Mitnick, B. M. 1981/1993. Strategic risk reduction and the creation of agents in regulation. Paper presented at the 1981 Annual Meeting of the Midwest Political Science Association, Cincinnati, Ohio. In Proceedings of the Midwest Political Science Association, 1981 . Later version presented at the Fourth Annual Sunbelt Social Networks Conference, Phoenix, AZ, February 17-19, 1984. Revised version accepted for publication in Academy of Management Review ; acceptance withdrawn by a subsequent editor due solely to the passage of time. Revision published as Mitnick, Strategic behavior and the creation of agents. In B. M. Mitnick (Ed.), Corporate political agency: The construction of competition in public affairs : 90-124. Newbury Park, CA: Sage Publications. This paper lays out a typology of reasons for the use of agents, with examples from regulation. After the paper was accepted and while spending a great deal of time reviewing dozens of manuscripts per year on the editorial board of AMR and for other journals, I saw a way to make the typology more systematic. I delayed the paper until I had worked it out to my satisfaction, but the then editor was unwilling to wait for the paper.

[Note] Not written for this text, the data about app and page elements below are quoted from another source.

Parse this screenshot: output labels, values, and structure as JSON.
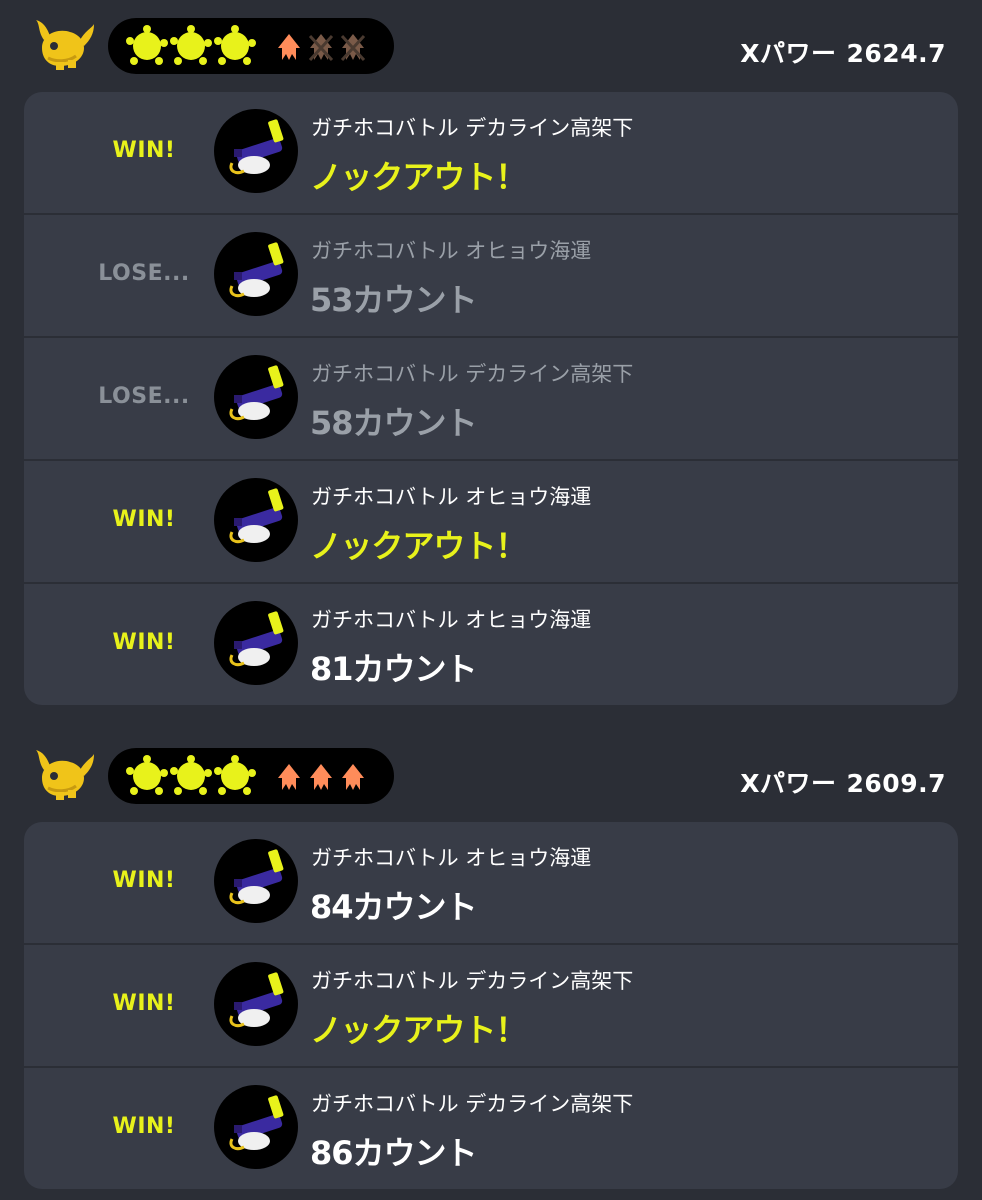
{
  "colors": {
    "background": "#2b2e36",
    "card": "#383c47",
    "win": "#e8f21b",
    "lose": "#8a9098",
    "squid_orange": "#ff8c5a",
    "squid_crossed": "#7a5a48",
    "splat_yellow": "#e8f21b"
  },
  "sets": [
    {
      "xpower_label": "Xパワー",
      "xpower_value": "2624.7",
      "badge": {
        "icon": "whale-icon",
        "splats": 3,
        "squids": [
          {
            "state": "active"
          },
          {
            "state": "crossed"
          },
          {
            "state": "crossed"
          }
        ]
      },
      "battles": [
        {
          "result": "WIN!",
          "outcome": "win",
          "stage": "ガチホコバトル デカライン高架下",
          "score": "ノックアウト！",
          "score_kind": "ko"
        },
        {
          "result": "LOSE...",
          "outcome": "lose",
          "stage": "ガチホコバトル オヒョウ海運",
          "score": "53カウント",
          "score_kind": "dim"
        },
        {
          "result": "LOSE...",
          "outcome": "lose",
          "stage": "ガチホコバトル デカライン高架下",
          "score": "58カウント",
          "score_kind": "dim"
        },
        {
          "result": "WIN!",
          "outcome": "win",
          "stage": "ガチホコバトル オヒョウ海運",
          "score": "ノックアウト！",
          "score_kind": "ko"
        },
        {
          "result": "WIN!",
          "outcome": "win",
          "stage": "ガチホコバトル オヒョウ海運",
          "score": "81カウント",
          "score_kind": "count"
        }
      ]
    },
    {
      "xpower_label": "Xパワー",
      "xpower_value": "2609.7",
      "badge": {
        "icon": "whale-icon",
        "splats": 3,
        "squids": [
          {
            "state": "active"
          },
          {
            "state": "active"
          },
          {
            "state": "active"
          }
        ]
      },
      "battles": [
        {
          "result": "WIN!",
          "outcome": "win",
          "stage": "ガチホコバトル オヒョウ海運",
          "score": "84カウント",
          "score_kind": "count"
        },
        {
          "result": "WIN!",
          "outcome": "win",
          "stage": "ガチホコバトル デカライン高架下",
          "score": "ノックアウト！",
          "score_kind": "ko"
        },
        {
          "result": "WIN!",
          "outcome": "win",
          "stage": "ガチホコバトル デカライン高架下",
          "score": "86カウント",
          "score_kind": "count"
        }
      ]
    }
  ]
}
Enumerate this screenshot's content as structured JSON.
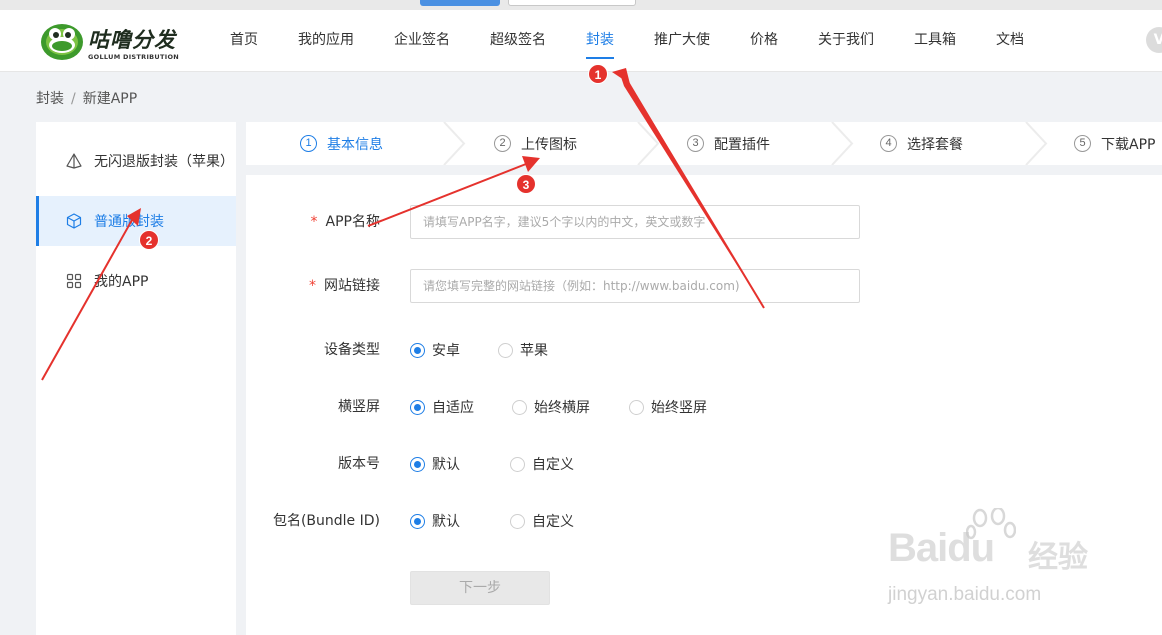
{
  "header": {
    "logo_text": "咕噜分发",
    "logo_sub": "GOLLUM DISTRIBUTION",
    "nav": [
      {
        "label": "首页"
      },
      {
        "label": "我的应用"
      },
      {
        "label": "企业签名"
      },
      {
        "label": "超级签名"
      },
      {
        "label": "封装",
        "active": true
      },
      {
        "label": "推广大使"
      },
      {
        "label": "价格"
      },
      {
        "label": "关于我们"
      },
      {
        "label": "工具箱"
      },
      {
        "label": "文档"
      }
    ],
    "corner_icon": "V"
  },
  "breadcrumb": {
    "root": "封装",
    "separator": "/",
    "current": "新建APP"
  },
  "sidebar": {
    "items": [
      {
        "label": "无闪退版封装（苹果）",
        "icon": "pyramid-icon"
      },
      {
        "label": "普通版封装",
        "icon": "cube-icon",
        "active": true
      },
      {
        "label": "我的APP",
        "icon": "grid-icon"
      }
    ]
  },
  "steps": [
    {
      "num": "1",
      "label": "基本信息",
      "active": true
    },
    {
      "num": "2",
      "label": "上传图标"
    },
    {
      "num": "3",
      "label": "配置插件"
    },
    {
      "num": "4",
      "label": "选择套餐"
    },
    {
      "num": "5",
      "label": "下载APP"
    }
  ],
  "form": {
    "app_name": {
      "label": "APP名称",
      "required": "*",
      "placeholder": "请填写APP名字，建议5个字以内的中文，英文或数字",
      "value": ""
    },
    "site_url": {
      "label": "网站链接",
      "required": "*",
      "placeholder": "请您填写完整的网站链接（例如：http://www.baidu.com)",
      "value": ""
    },
    "device_type": {
      "label": "设备类型",
      "options": [
        {
          "label": "安卓",
          "checked": true
        },
        {
          "label": "苹果",
          "checked": false
        }
      ]
    },
    "orientation": {
      "label": "横竖屏",
      "options": [
        {
          "label": "自适应",
          "checked": true
        },
        {
          "label": "始终横屏",
          "checked": false
        },
        {
          "label": "始终竖屏",
          "checked": false
        }
      ]
    },
    "version": {
      "label": "版本号",
      "options": [
        {
          "label": "默认",
          "checked": true
        },
        {
          "label": "自定义",
          "checked": false
        }
      ]
    },
    "bundle_id": {
      "label": "包名(Bundle ID)",
      "options": [
        {
          "label": "默认",
          "checked": true
        },
        {
          "label": "自定义",
          "checked": false
        }
      ]
    },
    "next_label": "下一步"
  },
  "annotations": {
    "badges": [
      "1",
      "2",
      "3"
    ],
    "color": "#e5322d"
  },
  "watermark": {
    "brand": "Baidu",
    "cn": "经验",
    "url": "jingyan.baidu.com"
  },
  "colors": {
    "accent": "#1e7ee6",
    "required": "#f04134",
    "annotation": "#e5322d"
  }
}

Four methodological contributions on Qualitative Comparative Analysis fully published in Quality & Quantity : " Contextual Analyses with QCA-Methods " by Thomas Denk and Sarah Lehtinen; " But not Both: The Exclusive Disjunction in Qualitative Comparative Analysis (QCA) " by Ursula Hackett; " Parameters of Fit and Intermediate Solutions in Multi-Value Qualitative Comparative Analysis " by Alrik Thiem and " Parsimony and Causality " by Michael Baumgartner. Three further QCA articles as advance online publications: " Analyzing Multilevel Data with QCA: Yet Another Straightforward Procedure " by Alrik Thiem; " Analysing Necessity and Sufficiency with Qualitative Comparative Analysis: How do Results Vary as Case Weights Change? " by Barry Cooper and Judith Glaesser; and " Why Simulations are Appropriate for Evaluating Qualitative Comparative Analysis " by Ingo Rohlfing.
Earlier this month, Emily Yoffe’s essay, “The Questions of Race in Campus Sexual Assault Cases,” was published in The Atlantic . She asks, “Is the system biased against men of color?” And although the data to answer this question with certainty is not available, Yoffe provides preliminary data that are certainly suggestive—and she provides a clear direction for further research. For example, Colgate was recently investigated by OCR for potential race discrimination in its sexual assault adjudication process. Although the university was cleared, there are significant disparities in the numbers. In the 2013-14 academic year, percent of Colgate’s students were black, but in that year black male students were accused of 50% of the sexual assault violations reported, and they made up 40% of the students formally adjudicated.